» PROBLEM DESCRIPTION: For the data below, tally how many lines contain "option" and answer only with that tally.

» RECORDS TO PROCESS:
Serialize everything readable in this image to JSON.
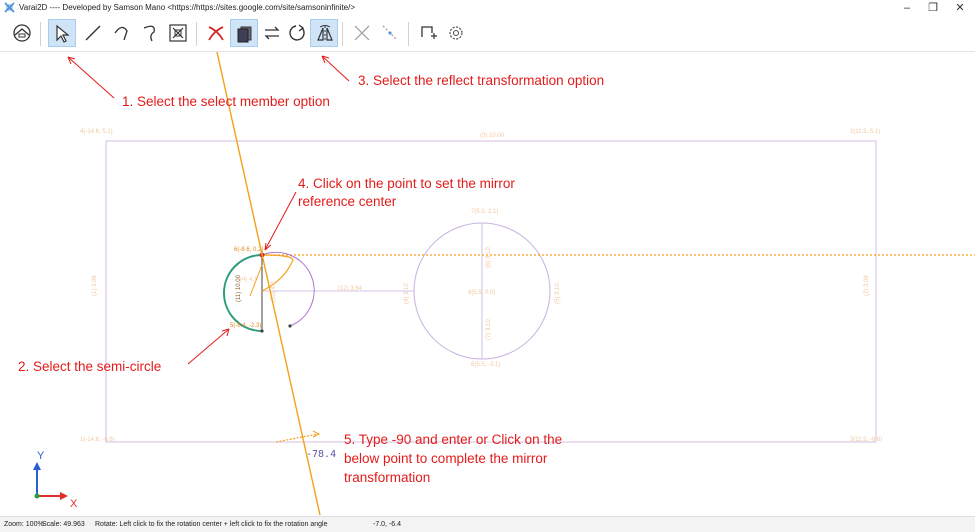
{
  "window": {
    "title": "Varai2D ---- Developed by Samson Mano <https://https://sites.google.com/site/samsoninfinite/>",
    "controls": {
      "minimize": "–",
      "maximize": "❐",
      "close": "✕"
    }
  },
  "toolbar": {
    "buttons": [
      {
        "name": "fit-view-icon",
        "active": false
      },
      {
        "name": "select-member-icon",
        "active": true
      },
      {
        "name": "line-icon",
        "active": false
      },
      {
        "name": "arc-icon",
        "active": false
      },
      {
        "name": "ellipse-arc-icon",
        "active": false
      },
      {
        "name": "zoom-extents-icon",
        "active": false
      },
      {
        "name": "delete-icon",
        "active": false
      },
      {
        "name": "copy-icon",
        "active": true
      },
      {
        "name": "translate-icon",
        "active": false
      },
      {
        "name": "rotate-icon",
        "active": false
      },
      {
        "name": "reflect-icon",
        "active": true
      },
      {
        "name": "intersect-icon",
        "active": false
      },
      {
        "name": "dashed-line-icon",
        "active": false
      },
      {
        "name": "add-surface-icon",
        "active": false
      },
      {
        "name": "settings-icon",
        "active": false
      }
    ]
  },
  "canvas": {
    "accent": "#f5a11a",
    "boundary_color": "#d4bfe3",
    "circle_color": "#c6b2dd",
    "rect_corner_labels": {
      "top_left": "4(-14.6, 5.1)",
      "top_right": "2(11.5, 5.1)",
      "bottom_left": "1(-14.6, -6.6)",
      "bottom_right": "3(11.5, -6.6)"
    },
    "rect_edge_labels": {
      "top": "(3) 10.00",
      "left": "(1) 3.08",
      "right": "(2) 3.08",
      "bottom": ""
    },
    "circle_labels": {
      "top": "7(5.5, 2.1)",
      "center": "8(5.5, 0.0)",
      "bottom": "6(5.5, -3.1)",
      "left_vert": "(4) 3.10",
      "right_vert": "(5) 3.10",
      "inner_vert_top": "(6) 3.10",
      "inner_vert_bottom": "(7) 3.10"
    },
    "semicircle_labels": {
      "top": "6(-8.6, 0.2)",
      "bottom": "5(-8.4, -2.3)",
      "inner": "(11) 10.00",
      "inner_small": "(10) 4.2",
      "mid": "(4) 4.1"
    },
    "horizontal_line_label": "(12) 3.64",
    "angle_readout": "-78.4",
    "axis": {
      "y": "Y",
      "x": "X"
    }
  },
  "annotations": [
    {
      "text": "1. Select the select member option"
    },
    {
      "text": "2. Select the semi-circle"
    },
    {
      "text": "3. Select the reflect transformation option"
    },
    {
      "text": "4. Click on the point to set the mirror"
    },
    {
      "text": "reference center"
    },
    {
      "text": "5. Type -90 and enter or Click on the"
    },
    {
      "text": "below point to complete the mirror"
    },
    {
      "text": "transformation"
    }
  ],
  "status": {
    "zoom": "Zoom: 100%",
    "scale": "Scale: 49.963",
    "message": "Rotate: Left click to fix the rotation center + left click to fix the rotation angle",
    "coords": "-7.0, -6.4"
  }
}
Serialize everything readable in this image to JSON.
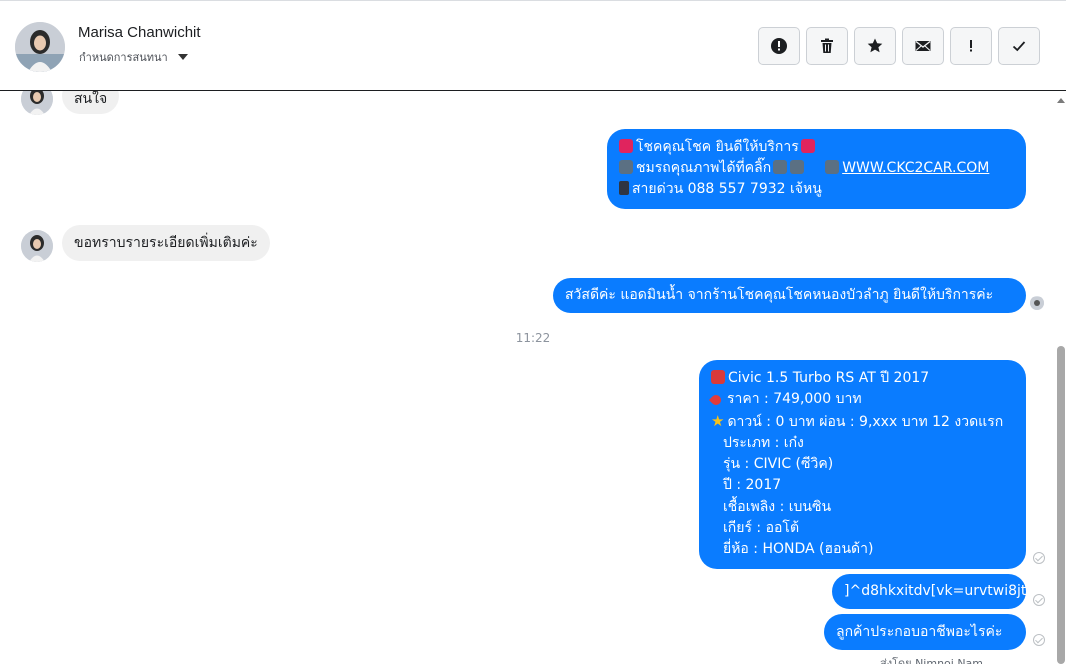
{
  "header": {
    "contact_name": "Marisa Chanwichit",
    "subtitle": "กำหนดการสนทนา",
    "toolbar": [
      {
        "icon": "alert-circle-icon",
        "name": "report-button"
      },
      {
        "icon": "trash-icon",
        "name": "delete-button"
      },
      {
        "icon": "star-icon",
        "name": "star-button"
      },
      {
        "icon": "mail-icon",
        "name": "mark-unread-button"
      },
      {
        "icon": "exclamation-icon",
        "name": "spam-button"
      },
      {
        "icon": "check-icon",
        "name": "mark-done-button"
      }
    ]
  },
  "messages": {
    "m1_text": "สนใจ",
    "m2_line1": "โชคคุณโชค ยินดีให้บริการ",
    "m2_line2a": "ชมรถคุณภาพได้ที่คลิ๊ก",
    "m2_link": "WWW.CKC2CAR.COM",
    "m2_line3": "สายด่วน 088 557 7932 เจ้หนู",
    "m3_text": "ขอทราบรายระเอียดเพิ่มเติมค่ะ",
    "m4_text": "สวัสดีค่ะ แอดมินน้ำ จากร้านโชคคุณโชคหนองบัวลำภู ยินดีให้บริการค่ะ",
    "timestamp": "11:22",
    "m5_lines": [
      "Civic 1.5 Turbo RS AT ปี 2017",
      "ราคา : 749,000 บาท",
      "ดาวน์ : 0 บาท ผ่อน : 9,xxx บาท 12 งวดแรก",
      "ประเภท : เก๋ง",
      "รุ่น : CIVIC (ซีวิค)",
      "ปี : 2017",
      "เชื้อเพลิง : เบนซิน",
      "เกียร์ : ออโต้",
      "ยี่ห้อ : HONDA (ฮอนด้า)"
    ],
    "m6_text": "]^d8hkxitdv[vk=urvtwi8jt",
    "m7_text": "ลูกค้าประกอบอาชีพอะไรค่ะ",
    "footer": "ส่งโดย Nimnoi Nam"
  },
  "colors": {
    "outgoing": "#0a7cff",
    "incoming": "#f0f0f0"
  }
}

» SOLUTION TO THIS PROBLEM: 2